◆ Task statement
Search the material below for the string "heading" and copy each line where it appears.

---

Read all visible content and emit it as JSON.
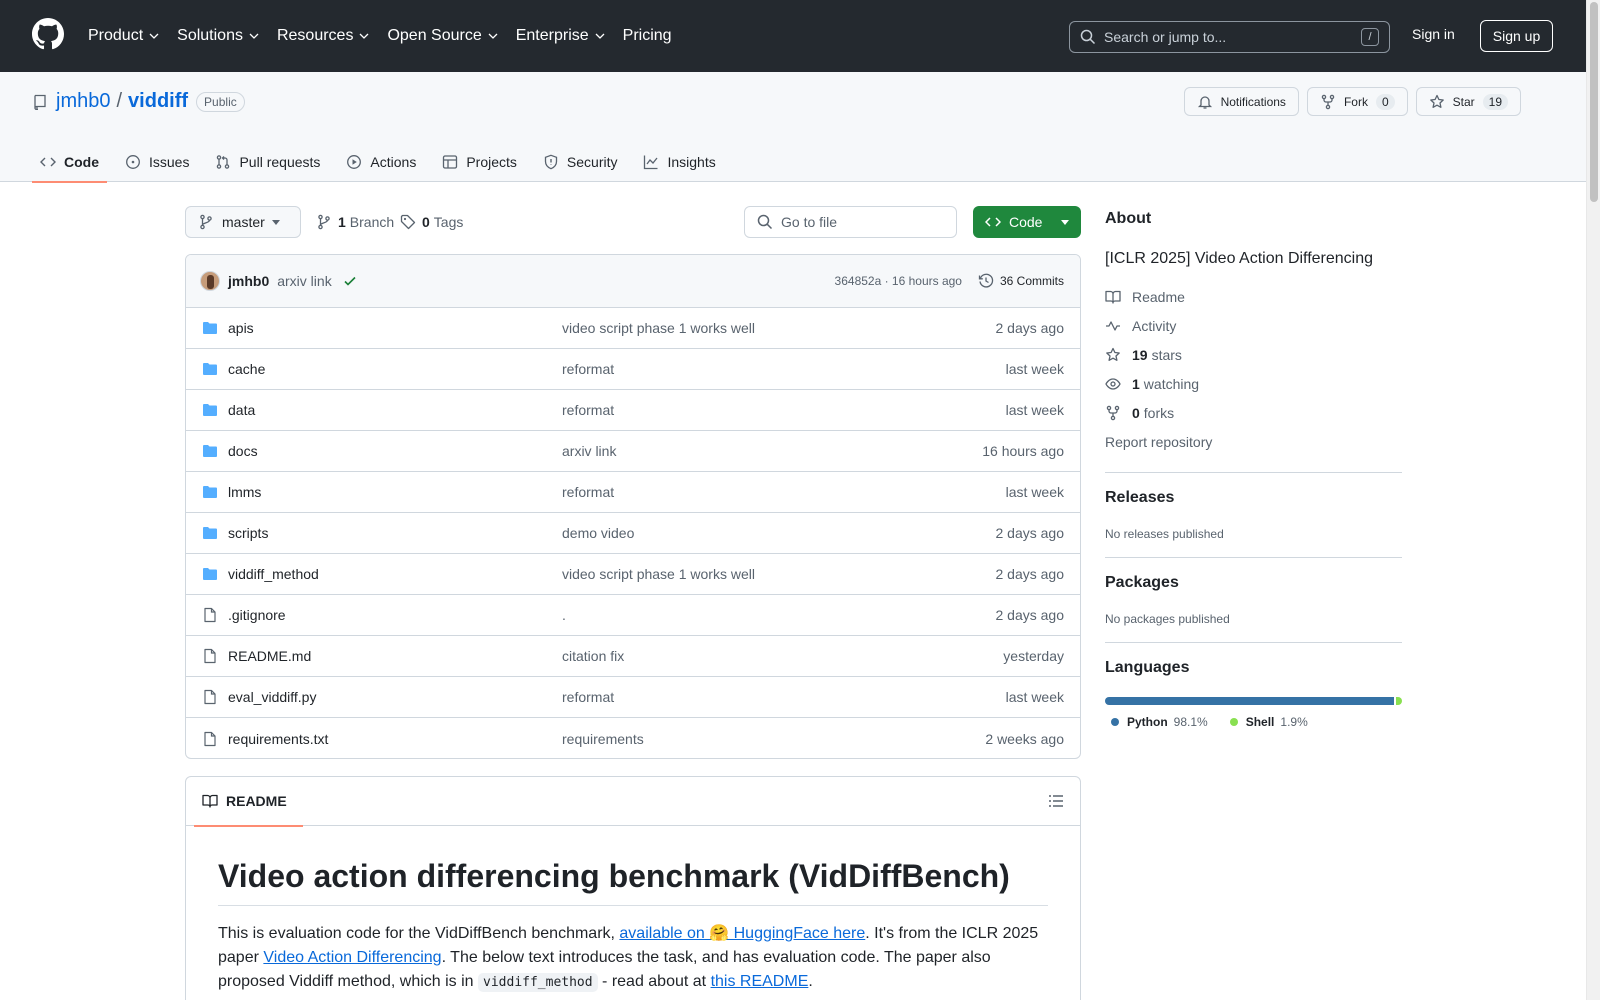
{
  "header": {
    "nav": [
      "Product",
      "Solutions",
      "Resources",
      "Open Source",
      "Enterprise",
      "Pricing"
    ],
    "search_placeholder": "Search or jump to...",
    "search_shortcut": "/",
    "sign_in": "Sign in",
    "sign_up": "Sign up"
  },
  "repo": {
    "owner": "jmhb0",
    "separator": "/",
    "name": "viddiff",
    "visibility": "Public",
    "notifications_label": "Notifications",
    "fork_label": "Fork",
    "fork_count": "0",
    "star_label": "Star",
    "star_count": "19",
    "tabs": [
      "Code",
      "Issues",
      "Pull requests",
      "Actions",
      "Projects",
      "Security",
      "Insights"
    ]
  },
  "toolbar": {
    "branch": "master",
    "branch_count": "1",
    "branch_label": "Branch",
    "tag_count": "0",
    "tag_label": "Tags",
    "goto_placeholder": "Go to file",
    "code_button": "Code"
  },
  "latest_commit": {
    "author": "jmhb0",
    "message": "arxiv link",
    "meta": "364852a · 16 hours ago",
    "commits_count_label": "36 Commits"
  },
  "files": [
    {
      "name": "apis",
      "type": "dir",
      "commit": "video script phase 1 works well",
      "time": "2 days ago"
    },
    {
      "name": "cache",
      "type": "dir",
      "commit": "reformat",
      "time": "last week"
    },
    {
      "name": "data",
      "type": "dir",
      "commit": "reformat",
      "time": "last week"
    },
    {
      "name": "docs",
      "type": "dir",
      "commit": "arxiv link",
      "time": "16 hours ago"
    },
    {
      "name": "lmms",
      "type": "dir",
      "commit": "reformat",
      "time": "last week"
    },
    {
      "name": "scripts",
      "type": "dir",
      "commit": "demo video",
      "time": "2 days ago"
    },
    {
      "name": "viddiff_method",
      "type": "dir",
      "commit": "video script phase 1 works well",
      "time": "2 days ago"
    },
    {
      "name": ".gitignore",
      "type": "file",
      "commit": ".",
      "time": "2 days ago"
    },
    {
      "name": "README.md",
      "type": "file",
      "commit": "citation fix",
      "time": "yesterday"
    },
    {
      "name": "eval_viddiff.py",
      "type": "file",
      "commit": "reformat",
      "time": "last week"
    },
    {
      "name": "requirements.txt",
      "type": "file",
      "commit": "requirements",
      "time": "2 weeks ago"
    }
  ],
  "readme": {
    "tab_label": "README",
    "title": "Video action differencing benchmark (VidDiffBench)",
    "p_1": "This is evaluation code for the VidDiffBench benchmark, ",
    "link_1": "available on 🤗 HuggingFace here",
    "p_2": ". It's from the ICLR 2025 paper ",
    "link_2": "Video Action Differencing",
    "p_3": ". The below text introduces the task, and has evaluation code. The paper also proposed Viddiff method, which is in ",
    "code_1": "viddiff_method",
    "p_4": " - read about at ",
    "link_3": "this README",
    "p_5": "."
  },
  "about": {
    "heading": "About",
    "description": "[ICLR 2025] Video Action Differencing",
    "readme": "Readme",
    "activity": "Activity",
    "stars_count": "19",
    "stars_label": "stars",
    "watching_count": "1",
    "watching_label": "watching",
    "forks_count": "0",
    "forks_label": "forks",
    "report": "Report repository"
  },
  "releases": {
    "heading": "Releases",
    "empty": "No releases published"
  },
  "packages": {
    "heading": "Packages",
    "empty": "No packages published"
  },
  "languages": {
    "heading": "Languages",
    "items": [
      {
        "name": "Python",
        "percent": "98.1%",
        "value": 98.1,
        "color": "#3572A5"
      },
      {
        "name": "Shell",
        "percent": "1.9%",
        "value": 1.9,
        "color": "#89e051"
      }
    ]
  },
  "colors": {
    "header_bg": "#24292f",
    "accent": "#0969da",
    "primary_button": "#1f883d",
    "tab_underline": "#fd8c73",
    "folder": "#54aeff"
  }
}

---

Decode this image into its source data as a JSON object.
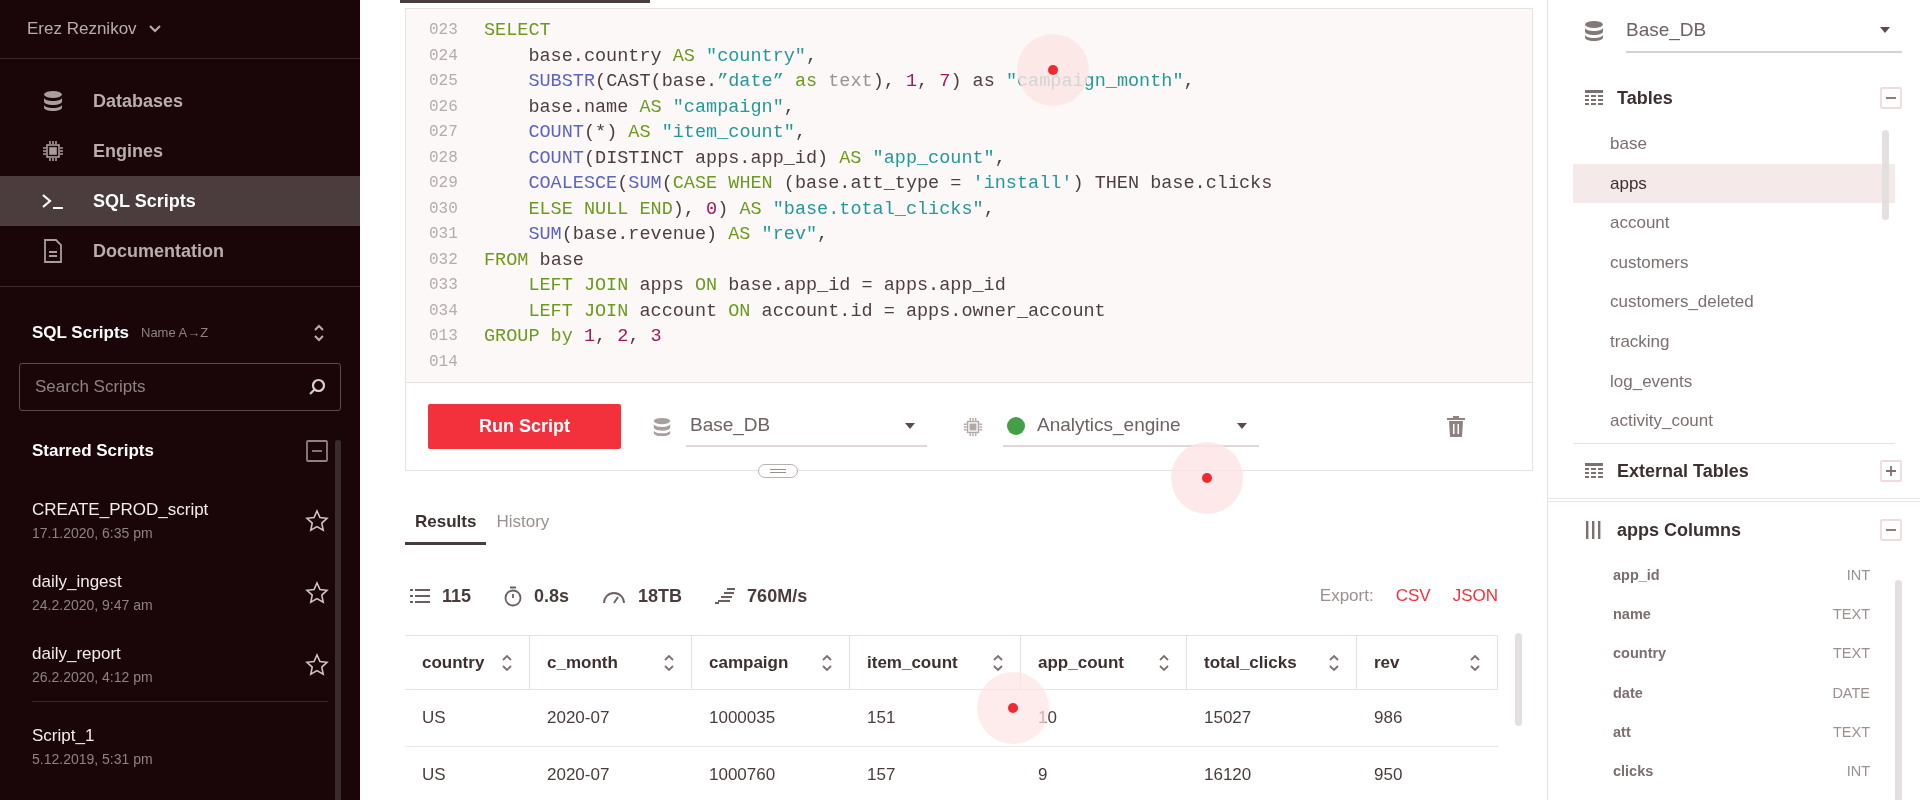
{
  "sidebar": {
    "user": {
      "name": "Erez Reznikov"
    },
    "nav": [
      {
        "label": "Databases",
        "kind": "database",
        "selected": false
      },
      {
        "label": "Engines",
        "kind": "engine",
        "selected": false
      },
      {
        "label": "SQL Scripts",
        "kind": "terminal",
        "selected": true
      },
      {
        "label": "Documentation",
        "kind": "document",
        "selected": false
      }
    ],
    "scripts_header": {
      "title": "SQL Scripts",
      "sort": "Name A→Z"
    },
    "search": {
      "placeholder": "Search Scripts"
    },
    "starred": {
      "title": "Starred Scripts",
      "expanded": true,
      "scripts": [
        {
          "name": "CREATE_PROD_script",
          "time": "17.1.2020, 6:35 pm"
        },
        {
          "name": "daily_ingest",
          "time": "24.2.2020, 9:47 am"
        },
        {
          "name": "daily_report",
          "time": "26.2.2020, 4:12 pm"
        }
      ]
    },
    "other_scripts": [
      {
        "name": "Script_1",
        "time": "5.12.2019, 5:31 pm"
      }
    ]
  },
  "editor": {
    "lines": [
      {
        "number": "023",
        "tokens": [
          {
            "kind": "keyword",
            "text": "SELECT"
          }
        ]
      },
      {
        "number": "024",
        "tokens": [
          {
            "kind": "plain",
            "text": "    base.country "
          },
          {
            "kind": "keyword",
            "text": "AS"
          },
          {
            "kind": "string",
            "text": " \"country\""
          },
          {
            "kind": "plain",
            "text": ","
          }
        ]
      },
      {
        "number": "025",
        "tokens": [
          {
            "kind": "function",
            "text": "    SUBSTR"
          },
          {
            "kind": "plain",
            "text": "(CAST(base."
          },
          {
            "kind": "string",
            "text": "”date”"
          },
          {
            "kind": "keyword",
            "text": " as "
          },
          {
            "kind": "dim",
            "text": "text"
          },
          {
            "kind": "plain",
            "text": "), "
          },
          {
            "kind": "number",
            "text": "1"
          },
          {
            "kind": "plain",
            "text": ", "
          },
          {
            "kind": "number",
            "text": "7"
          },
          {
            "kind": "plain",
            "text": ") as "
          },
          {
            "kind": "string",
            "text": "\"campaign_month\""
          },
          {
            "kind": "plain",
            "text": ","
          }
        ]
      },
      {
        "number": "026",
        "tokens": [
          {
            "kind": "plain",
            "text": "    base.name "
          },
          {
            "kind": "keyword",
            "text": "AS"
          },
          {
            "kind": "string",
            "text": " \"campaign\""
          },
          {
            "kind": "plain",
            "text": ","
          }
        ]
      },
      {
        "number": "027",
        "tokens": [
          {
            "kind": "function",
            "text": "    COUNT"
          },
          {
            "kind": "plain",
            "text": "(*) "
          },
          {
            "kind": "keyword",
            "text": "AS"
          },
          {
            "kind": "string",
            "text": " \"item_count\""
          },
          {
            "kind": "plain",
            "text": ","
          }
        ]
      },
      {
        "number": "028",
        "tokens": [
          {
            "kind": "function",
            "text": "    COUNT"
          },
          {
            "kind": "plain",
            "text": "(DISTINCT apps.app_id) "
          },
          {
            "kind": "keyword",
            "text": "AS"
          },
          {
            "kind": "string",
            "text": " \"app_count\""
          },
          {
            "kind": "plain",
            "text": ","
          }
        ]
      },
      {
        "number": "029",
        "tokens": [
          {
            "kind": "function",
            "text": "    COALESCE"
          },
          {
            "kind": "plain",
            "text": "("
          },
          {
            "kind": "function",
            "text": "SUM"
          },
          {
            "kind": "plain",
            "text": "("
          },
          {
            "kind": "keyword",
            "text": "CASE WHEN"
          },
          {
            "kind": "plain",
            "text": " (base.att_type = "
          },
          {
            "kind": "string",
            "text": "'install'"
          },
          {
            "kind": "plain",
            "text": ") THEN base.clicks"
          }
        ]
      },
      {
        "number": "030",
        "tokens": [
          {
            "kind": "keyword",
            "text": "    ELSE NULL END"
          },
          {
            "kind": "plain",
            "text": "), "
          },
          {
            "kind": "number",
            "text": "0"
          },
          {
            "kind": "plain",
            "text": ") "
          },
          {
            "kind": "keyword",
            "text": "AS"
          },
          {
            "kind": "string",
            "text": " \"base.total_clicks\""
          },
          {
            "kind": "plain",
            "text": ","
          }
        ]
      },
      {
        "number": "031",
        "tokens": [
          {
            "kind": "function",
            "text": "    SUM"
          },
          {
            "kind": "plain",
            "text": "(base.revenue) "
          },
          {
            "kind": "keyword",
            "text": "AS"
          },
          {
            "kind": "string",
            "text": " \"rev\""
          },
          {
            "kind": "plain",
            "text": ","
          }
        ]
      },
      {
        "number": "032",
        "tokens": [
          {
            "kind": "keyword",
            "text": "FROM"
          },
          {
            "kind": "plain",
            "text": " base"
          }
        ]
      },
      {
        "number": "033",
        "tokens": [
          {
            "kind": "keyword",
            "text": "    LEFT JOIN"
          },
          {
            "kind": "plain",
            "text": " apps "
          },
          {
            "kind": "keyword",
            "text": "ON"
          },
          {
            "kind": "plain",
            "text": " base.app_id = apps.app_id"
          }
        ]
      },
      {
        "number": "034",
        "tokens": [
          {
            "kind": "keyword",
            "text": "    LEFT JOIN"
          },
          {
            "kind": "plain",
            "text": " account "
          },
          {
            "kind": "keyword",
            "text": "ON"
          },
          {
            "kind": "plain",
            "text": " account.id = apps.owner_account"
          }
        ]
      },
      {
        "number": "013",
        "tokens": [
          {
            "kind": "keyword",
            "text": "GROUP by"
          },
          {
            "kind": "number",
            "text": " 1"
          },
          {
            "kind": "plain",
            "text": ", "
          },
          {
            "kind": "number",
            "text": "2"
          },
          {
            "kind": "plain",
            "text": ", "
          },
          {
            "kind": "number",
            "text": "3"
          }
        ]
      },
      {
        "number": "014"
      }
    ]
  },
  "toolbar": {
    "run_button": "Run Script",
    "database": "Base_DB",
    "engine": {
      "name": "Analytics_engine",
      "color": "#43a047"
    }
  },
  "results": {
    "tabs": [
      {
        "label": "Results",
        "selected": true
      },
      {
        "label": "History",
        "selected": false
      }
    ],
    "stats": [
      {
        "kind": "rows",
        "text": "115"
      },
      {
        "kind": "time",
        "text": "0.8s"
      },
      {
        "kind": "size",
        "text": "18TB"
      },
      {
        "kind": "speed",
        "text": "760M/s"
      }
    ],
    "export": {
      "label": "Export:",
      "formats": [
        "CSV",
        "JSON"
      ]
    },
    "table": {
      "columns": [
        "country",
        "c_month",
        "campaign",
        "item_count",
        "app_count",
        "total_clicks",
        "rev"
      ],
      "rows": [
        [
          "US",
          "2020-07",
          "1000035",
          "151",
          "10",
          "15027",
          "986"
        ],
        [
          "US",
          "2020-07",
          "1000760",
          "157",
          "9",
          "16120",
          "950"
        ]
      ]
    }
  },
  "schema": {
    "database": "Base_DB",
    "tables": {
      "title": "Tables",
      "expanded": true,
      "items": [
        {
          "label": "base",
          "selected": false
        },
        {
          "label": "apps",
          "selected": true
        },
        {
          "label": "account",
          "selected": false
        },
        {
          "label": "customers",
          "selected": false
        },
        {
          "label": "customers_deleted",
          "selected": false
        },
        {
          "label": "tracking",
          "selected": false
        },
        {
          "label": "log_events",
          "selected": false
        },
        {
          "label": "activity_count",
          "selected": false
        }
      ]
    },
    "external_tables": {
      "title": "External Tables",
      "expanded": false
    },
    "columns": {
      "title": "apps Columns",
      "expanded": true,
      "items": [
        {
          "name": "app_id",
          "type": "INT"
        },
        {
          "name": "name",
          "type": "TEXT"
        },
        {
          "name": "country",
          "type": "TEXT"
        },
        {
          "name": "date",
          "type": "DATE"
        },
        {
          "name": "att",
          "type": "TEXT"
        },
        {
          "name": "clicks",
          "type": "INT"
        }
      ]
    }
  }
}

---

◆ Your solution
    "heading": "About",
    "heading": "Releases",
    "heading": "Packages",
    "heading": "Languages",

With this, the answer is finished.